Problem description >> Filter the entries for the word "JSON". Copy each line that has it.

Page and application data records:
****************************************

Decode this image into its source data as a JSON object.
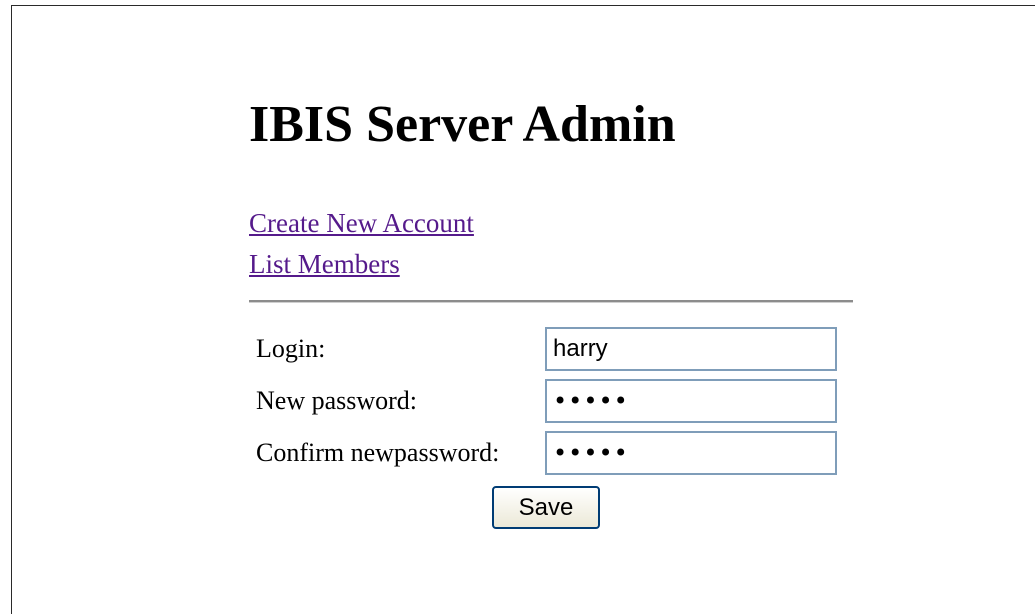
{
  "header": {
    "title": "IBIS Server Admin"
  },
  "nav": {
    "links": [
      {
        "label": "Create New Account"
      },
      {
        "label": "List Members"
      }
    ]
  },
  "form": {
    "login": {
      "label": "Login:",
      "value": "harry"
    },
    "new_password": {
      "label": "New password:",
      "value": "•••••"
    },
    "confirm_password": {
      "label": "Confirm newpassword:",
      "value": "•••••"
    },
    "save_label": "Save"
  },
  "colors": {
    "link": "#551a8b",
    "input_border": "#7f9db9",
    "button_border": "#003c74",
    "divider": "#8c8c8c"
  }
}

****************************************

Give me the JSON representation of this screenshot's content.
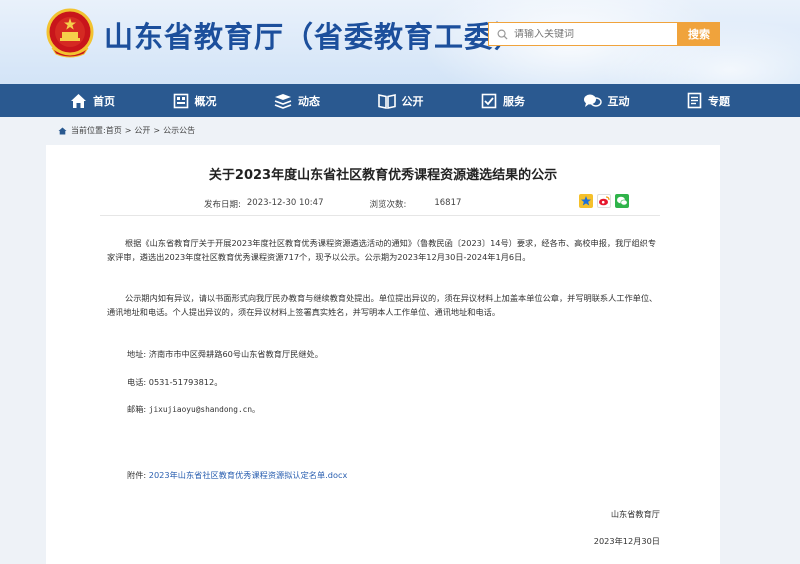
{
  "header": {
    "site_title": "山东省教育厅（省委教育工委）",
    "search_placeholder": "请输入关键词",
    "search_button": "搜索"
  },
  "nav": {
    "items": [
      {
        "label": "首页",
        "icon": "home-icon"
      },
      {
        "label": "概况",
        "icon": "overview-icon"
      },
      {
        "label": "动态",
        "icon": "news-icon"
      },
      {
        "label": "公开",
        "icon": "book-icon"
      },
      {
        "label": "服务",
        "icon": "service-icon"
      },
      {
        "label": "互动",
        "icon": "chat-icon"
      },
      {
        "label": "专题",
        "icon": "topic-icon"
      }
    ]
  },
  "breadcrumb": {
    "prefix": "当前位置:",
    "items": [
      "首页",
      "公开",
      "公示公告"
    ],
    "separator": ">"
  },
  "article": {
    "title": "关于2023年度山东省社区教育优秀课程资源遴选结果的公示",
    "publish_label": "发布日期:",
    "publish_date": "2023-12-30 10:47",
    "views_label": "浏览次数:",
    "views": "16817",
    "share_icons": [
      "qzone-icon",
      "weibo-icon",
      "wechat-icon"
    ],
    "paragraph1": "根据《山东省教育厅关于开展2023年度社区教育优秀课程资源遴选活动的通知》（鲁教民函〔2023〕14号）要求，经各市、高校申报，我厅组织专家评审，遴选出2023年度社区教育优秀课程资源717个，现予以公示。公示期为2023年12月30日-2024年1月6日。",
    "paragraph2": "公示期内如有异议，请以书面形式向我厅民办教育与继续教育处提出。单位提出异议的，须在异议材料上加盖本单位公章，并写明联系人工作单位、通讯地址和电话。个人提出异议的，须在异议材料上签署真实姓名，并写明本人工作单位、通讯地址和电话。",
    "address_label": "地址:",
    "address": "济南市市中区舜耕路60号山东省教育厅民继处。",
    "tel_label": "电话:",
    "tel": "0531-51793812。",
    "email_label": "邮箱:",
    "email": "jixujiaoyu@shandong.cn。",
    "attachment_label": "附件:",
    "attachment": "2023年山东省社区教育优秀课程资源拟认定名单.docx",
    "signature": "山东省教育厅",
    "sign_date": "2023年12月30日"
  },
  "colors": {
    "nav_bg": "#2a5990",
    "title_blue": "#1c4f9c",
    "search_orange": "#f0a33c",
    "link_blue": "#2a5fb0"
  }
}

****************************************

Response to the exercise >>
Decode this image into its source data as a JSON object.
Give me the JSON representation of this screenshot's content.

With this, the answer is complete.